Task objective:
Output exactly the line containing "Transcribe this image's" and each line after it through the last line of the records, and nothing else.

- - - - - - -

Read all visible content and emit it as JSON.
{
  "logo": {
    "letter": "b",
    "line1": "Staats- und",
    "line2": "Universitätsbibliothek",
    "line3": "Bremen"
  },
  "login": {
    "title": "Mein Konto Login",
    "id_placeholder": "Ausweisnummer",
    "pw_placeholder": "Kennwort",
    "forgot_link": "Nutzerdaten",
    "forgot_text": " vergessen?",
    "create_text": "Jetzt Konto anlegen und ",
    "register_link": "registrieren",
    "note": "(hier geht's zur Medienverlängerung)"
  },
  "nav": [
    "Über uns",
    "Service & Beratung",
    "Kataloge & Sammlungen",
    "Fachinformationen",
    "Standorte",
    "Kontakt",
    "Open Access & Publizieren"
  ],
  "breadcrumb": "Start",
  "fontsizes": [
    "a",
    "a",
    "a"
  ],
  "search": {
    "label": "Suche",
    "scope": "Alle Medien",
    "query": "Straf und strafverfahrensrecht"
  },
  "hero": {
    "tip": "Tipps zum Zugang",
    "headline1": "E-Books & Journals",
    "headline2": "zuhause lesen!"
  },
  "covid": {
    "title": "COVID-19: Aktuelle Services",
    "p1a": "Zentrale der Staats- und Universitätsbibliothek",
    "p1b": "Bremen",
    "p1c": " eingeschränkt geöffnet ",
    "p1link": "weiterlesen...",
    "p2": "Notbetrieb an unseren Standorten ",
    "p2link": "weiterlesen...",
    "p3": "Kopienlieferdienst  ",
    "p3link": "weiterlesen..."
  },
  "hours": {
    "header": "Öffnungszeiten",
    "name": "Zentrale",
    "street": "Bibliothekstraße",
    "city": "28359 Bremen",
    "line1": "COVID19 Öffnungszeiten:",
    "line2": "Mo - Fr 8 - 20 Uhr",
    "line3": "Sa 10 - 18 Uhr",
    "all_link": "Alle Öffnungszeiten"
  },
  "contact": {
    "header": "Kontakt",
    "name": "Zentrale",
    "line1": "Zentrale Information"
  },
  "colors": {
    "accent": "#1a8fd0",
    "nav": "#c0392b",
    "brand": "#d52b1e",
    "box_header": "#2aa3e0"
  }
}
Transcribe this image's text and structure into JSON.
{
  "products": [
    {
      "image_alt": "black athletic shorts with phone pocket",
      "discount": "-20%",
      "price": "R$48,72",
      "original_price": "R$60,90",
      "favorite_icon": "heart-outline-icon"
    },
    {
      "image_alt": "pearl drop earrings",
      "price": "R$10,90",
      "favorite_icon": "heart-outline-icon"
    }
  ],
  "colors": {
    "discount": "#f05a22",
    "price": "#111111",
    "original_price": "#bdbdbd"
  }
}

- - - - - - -

Answer space:
Transcribe this image's text and structure into JSON.
{
  "products": [
    {
      "image_alt": "black athletic shorts with phone pocket",
      "discount": "-20%",
      "price": "R$48,72",
      "original_price": "R$60,90",
      "favorite_icon": "heart-outline-icon"
    },
    {
      "image_alt": "pearl drop earrings",
      "price": "R$10,90",
      "favorite_icon": "heart-outline-icon"
    }
  ],
  "colors": {
    "discount": "#f05a22",
    "price": "#111111",
    "original_price": "#bdbdbd"
  }
}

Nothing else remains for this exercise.